**YOUR INSTRUCTIONS**
Below are some entries. Reproduce them word for word.

Stored data:

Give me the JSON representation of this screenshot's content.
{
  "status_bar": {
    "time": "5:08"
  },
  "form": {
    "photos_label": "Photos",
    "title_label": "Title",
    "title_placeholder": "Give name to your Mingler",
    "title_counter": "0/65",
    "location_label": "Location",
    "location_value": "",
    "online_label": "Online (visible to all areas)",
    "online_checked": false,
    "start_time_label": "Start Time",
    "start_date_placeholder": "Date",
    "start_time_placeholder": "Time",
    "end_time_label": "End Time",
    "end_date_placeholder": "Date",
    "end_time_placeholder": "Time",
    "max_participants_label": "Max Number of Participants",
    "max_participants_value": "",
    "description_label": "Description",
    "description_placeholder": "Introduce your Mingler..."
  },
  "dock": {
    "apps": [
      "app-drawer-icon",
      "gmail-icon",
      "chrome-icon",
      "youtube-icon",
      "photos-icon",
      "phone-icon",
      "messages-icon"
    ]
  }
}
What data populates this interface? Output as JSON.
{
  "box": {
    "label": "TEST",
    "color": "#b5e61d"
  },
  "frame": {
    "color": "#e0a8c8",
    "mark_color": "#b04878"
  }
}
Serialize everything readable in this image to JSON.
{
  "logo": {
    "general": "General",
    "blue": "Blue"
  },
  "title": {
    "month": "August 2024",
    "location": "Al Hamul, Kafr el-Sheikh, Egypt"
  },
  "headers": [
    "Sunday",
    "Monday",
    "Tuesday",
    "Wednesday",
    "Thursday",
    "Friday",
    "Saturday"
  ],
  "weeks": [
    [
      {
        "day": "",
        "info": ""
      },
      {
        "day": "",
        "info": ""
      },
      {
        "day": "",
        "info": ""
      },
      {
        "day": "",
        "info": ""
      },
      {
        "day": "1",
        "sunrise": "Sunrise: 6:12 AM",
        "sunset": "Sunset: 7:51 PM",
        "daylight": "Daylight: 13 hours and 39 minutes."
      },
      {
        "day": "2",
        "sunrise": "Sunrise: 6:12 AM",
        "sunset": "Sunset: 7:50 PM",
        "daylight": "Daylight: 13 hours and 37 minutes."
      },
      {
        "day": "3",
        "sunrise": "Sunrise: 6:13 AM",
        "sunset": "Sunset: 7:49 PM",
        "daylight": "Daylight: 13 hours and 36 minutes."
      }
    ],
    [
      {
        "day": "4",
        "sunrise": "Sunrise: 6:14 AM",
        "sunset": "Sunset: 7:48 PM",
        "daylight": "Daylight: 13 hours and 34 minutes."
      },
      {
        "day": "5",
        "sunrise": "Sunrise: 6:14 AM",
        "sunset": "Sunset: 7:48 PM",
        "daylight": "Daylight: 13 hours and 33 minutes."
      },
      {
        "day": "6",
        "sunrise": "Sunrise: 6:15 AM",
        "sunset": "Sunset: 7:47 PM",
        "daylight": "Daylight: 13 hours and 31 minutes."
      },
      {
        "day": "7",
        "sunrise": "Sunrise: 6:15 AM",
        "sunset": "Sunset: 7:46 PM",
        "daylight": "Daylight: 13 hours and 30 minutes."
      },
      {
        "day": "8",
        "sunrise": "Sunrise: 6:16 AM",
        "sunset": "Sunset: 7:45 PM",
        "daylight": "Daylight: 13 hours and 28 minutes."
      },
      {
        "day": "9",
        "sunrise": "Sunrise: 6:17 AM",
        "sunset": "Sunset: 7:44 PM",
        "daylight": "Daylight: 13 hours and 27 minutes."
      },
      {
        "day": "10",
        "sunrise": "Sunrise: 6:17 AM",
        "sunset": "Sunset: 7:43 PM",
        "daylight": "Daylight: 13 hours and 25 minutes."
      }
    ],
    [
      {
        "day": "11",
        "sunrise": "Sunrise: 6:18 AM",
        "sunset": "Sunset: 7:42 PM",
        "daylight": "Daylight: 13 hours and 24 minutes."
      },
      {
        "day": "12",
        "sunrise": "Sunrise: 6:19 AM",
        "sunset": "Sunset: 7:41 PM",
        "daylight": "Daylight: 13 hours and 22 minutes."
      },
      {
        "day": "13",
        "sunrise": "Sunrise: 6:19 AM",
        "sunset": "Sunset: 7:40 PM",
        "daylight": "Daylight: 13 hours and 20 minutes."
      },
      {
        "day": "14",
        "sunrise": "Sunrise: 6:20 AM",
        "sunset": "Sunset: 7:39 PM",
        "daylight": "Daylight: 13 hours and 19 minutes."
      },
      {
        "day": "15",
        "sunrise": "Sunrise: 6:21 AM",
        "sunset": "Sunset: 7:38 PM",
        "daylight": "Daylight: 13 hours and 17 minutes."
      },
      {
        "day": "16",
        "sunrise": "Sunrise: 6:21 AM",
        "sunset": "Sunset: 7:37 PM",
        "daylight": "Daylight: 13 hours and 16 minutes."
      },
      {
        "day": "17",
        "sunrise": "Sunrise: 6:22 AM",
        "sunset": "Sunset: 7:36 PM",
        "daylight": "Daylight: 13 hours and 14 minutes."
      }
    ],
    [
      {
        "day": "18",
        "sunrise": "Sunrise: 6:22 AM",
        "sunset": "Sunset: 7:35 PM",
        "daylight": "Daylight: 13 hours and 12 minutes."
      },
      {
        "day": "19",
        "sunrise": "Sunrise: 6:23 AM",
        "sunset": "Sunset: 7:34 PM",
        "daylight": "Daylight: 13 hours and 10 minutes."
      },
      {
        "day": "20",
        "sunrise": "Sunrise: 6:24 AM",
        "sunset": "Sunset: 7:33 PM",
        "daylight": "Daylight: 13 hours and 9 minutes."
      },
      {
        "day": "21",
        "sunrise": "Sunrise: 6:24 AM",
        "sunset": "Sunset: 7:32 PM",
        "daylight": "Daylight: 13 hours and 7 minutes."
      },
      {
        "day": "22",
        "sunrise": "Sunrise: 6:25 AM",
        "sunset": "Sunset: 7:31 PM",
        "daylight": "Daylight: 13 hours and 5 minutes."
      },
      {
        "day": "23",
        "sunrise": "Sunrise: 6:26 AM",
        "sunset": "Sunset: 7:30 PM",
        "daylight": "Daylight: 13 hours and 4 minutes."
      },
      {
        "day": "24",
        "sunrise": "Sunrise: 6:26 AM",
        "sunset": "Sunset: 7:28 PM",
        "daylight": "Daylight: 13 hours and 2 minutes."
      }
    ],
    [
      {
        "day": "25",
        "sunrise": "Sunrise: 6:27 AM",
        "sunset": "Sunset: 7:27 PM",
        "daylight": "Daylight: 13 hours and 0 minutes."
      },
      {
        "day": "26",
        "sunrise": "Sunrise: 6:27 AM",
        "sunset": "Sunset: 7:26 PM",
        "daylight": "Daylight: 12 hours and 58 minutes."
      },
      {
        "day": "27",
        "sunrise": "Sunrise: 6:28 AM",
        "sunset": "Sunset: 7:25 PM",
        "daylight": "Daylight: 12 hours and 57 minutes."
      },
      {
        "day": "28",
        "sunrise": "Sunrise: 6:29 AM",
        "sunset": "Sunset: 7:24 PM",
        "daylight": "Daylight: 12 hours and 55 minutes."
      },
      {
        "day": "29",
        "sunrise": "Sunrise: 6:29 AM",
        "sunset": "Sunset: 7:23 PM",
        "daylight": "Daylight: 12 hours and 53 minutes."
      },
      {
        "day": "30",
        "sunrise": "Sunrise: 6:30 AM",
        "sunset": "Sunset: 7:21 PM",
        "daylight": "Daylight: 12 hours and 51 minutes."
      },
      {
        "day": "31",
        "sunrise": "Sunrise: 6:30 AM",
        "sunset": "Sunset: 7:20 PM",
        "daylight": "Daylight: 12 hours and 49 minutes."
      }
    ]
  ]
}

**YOUR RESPONSE**
Give me the JSON representation of this screenshot's content.
{
  "status_bar": {
    "time": "5:08"
  },
  "form": {
    "photos_label": "Photos",
    "title_label": "Title",
    "title_placeholder": "Give name to your Mingler",
    "title_counter": "0/65",
    "location_label": "Location",
    "location_value": "",
    "online_label": "Online (visible to all areas)",
    "online_checked": false,
    "start_time_label": "Start Time",
    "start_date_placeholder": "Date",
    "start_time_placeholder": "Time",
    "end_time_label": "End Time",
    "end_date_placeholder": "Date",
    "end_time_placeholder": "Time",
    "max_participants_label": "Max Number of Participants",
    "max_participants_value": "",
    "description_label": "Description",
    "description_placeholder": "Introduce your Mingler..."
  },
  "dock": {
    "apps": [
      "app-drawer-icon",
      "gmail-icon",
      "chrome-icon",
      "youtube-icon",
      "photos-icon",
      "phone-icon",
      "messages-icon"
    ]
  }
}
What data populates this interface? Output as JSON.
{
  "box": {
    "label": "TEST",
    "color": "#b5e61d"
  },
  "frame": {
    "color": "#e0a8c8",
    "mark_color": "#b04878"
  }
}
Serialize everything readable in this image to JSON.
{
  "logo": {
    "general": "General",
    "blue": "Blue"
  },
  "title": {
    "month": "August 2024",
    "location": "Al Hamul, Kafr el-Sheikh, Egypt"
  },
  "headers": [
    "Sunday",
    "Monday",
    "Tuesday",
    "Wednesday",
    "Thursday",
    "Friday",
    "Saturday"
  ],
  "weeks": [
    [
      {
        "day": "",
        "info": ""
      },
      {
        "day": "",
        "info": ""
      },
      {
        "day": "",
        "info": ""
      },
      {
        "day": "",
        "info": ""
      },
      {
        "day": "1",
        "sunrise": "Sunrise: 6:12 AM",
        "sunset": "Sunset: 7:51 PM",
        "daylight": "Daylight: 13 hours and 39 minutes."
      },
      {
        "day": "2",
        "sunrise": "Sunrise: 6:12 AM",
        "sunset": "Sunset: 7:50 PM",
        "daylight": "Daylight: 13 hours and 37 minutes."
      },
      {
        "day": "3",
        "sunrise": "Sunrise: 6:13 AM",
        "sunset": "Sunset: 7:49 PM",
        "daylight": "Daylight: 13 hours and 36 minutes."
      }
    ],
    [
      {
        "day": "4",
        "sunrise": "Sunrise: 6:14 AM",
        "sunset": "Sunset: 7:48 PM",
        "daylight": "Daylight: 13 hours and 34 minutes."
      },
      {
        "day": "5",
        "sunrise": "Sunrise: 6:14 AM",
        "sunset": "Sunset: 7:48 PM",
        "daylight": "Daylight: 13 hours and 33 minutes."
      },
      {
        "day": "6",
        "sunrise": "Sunrise: 6:15 AM",
        "sunset": "Sunset: 7:47 PM",
        "daylight": "Daylight: 13 hours and 31 minutes."
      },
      {
        "day": "7",
        "sunrise": "Sunrise: 6:15 AM",
        "sunset": "Sunset: 7:46 PM",
        "daylight": "Daylight: 13 hours and 30 minutes."
      },
      {
        "day": "8",
        "sunrise": "Sunrise: 6:16 AM",
        "sunset": "Sunset: 7:45 PM",
        "daylight": "Daylight: 13 hours and 28 minutes."
      },
      {
        "day": "9",
        "sunrise": "Sunrise: 6:17 AM",
        "sunset": "Sunset: 7:44 PM",
        "daylight": "Daylight: 13 hours and 27 minutes."
      },
      {
        "day": "10",
        "sunrise": "Sunrise: 6:17 AM",
        "sunset": "Sunset: 7:43 PM",
        "daylight": "Daylight: 13 hours and 25 minutes."
      }
    ],
    [
      {
        "day": "11",
        "sunrise": "Sunrise: 6:18 AM",
        "sunset": "Sunset: 7:42 PM",
        "daylight": "Daylight: 13 hours and 24 minutes."
      },
      {
        "day": "12",
        "sunrise": "Sunrise: 6:19 AM",
        "sunset": "Sunset: 7:41 PM",
        "daylight": "Daylight: 13 hours and 22 minutes."
      },
      {
        "day": "13",
        "sunrise": "Sunrise: 6:19 AM",
        "sunset": "Sunset: 7:40 PM",
        "daylight": "Daylight: 13 hours and 20 minutes."
      },
      {
        "day": "14",
        "sunrise": "Sunrise: 6:20 AM",
        "sunset": "Sunset: 7:39 PM",
        "daylight": "Daylight: 13 hours and 19 minutes."
      },
      {
        "day": "15",
        "sunrise": "Sunrise: 6:21 AM",
        "sunset": "Sunset: 7:38 PM",
        "daylight": "Daylight: 13 hours and 17 minutes."
      },
      {
        "day": "16",
        "sunrise": "Sunrise: 6:21 AM",
        "sunset": "Sunset: 7:37 PM",
        "daylight": "Daylight: 13 hours and 16 minutes."
      },
      {
        "day": "17",
        "sunrise": "Sunrise: 6:22 AM",
        "sunset": "Sunset: 7:36 PM",
        "daylight": "Daylight: 13 hours and 14 minutes."
      }
    ],
    [
      {
        "day": "18",
        "sunrise": "Sunrise: 6:22 AM",
        "sunset": "Sunset: 7:35 PM",
        "daylight": "Daylight: 13 hours and 12 minutes."
      },
      {
        "day": "19",
        "sunrise": "Sunrise: 6:23 AM",
        "sunset": "Sunset: 7:34 PM",
        "daylight": "Daylight: 13 hours and 10 minutes."
      },
      {
        "day": "20",
        "sunrise": "Sunrise: 6:24 AM",
        "sunset": "Sunset: 7:33 PM",
        "daylight": "Daylight: 13 hours and 9 minutes."
      },
      {
        "day": "21",
        "sunrise": "Sunrise: 6:24 AM",
        "sunset": "Sunset: 7:32 PM",
        "daylight": "Daylight: 13 hours and 7 minutes."
      },
      {
        "day": "22",
        "sunrise": "Sunrise: 6:25 AM",
        "sunset": "Sunset: 7:31 PM",
        "daylight": "Daylight: 13 hours and 5 minutes."
      },
      {
        "day": "23",
        "sunrise": "Sunrise: 6:26 AM",
        "sunset": "Sunset: 7:30 PM",
        "daylight": "Daylight: 13 hours and 4 minutes."
      },
      {
        "day": "24",
        "sunrise": "Sunrise: 6:26 AM",
        "sunset": "Sunset: 7:28 PM",
        "daylight": "Daylight: 13 hours and 2 minutes."
      }
    ],
    [
      {
        "day": "25",
        "sunrise": "Sunrise: 6:27 AM",
        "sunset": "Sunset: 7:27 PM",
        "daylight": "Daylight: 13 hours and 0 minutes."
      },
      {
        "day": "26",
        "sunrise": "Sunrise: 6:27 AM",
        "sunset": "Sunset: 7:26 PM",
        "daylight": "Daylight: 12 hours and 58 minutes."
      },
      {
        "day": "27",
        "sunrise": "Sunrise: 6:28 AM",
        "sunset": "Sunset: 7:25 PM",
        "daylight": "Daylight: 12 hours and 57 minutes."
      },
      {
        "day": "28",
        "sunrise": "Sunrise: 6:29 AM",
        "sunset": "Sunset: 7:24 PM",
        "daylight": "Daylight: 12 hours and 55 minutes."
      },
      {
        "day": "29",
        "sunrise": "Sunrise: 6:29 AM",
        "sunset": "Sunset: 7:23 PM",
        "daylight": "Daylight: 12 hours and 53 minutes."
      },
      {
        "day": "30",
        "sunrise": "Sunrise: 6:30 AM",
        "sunset": "Sunset: 7:21 PM",
        "daylight": "Daylight: 12 hours and 51 minutes."
      },
      {
        "day": "31",
        "sunrise": "Sunrise: 6:30 AM",
        "sunset": "Sunset: 7:20 PM",
        "daylight": "Daylight: 12 hours and 49 minutes."
      }
    ]
  ]
}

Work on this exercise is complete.